“[W]e hold that where it is likely that information is accessible under a relevant freedom of information law, a strong presumption exists against granting or maintaining an order of confidentiality whose scope would prevent disclosure of that information pursuant to the relevant freedom of information law.”
Mitchell v. City of Cedar Rapids, 926 N.W.2d 222, 240 (Iowa 2019) (quoting Pansy v. Borough of Stroudsburg, 23 F.3d 772, 775 (3d Cir. 1994)).
These statements from the Mitchell opinion mean that the question of whether a protective order could limit access to otherwise accessible public records under Chapter 22 is more or less entirely academic. In practice, a litigant would never be able to show good cause for the issuance of a protective order over any public record that has been determined to be non-confidential. The non-confidential nature of the public record itself would preclude, or at the very least, create “a strong presumption against” the possibility of showing good cause. Id.
Whether the determination that a public record is not confidential necessarily precludes the issuance of a protective order limiting its disclosure, or instead merely creates a strong presumption against the issuance of such an order, is left somewhat unclear by the Mitchell opinion. The following statement by the Court, in which it emphasized the word “confidential,” seems to imply that a determination of non-confidentiality precludes the issuance of a protective order: “Because litigants' access to confidential records may be subject to a protective order, we must decide whether the records at issue are confidential.” Mitchell, 926 N.W.2d at 228.
However, after the Court had determined that the investigative reports were not confidential, it still proceeded to consider whether good cause had been shown—albeit briefly, and in a conclusory manner that relied on the determination that the reports were not confidential. Mitchell, 926 N.W.2d at 235–236. The previously quoted text of Justice Appel’s concurrence makes it clear that he believed that non-confidentiality weighs heavily against, but does not necessarily preclude, the issuance of a protective order.
Regardless, the Court makes clear in Mitchell that if a court were to issue a protective order over a non-confidential public record, “any member of the public could obtain the same reports through an Iowa Code chapter 22 open records request,” rendering the issuance of such a protective order “pointless.” Id. at 236. Thus, a person’s access to public records that are otherwise accessible under an Iowa Code Chapter 22 request cannot be limited by a court’s discovery rulings made in the course of litigation. Further, a determination that a public record is non-confidential creates, at the very least, a strong presumption against issuance of a protective order over that record.
BY DIRECTION AND VOTE OF THE BOARD:
Daniel M. Strawhun
Iowa Public Information Board
March 3, 2023

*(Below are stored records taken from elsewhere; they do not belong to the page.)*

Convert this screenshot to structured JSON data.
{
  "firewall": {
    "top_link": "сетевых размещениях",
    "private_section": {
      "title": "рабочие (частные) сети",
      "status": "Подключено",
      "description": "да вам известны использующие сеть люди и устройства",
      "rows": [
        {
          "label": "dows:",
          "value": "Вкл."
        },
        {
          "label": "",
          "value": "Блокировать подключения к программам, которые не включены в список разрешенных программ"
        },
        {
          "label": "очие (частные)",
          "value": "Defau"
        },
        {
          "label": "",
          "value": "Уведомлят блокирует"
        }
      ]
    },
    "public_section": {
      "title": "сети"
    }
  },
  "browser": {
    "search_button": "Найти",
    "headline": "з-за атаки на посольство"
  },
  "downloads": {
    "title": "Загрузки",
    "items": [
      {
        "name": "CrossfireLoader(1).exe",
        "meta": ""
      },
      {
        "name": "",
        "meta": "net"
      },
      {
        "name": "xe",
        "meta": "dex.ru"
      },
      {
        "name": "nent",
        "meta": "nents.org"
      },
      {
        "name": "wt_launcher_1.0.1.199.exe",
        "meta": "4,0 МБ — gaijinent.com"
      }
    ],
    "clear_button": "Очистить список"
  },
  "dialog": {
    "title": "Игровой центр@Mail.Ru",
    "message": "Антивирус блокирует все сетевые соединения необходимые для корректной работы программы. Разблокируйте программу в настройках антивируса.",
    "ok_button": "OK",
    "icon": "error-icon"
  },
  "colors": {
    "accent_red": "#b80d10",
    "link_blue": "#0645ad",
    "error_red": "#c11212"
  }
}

Pursuant to Iowa Administrative Rule 497-1.3(3), a person who has received a board opinion may, within 30 days after the issuance of the opinion, request modification or reconsideration of the opinion. A request for modification or reconsideration shall be deemed denied unless the board acts upon the request within 60 days of receipt of the request. The IPIB may take up modification or reconsideration of an advisory opinion on its own motion within 30 days after the issuance of an opinion.
Pursuant to Iowa Administrative Rule 497-1.3(5), a person who has received a board opinion or advice may petition for a declaratory order pursuant to Iowa Code section 17A.9. The IPIB may refuse to issue a declaratory order to a person who has previously received a board opinion on the same question, unless the requestor demonstrates a significant change in circumstances from those in the board opinion.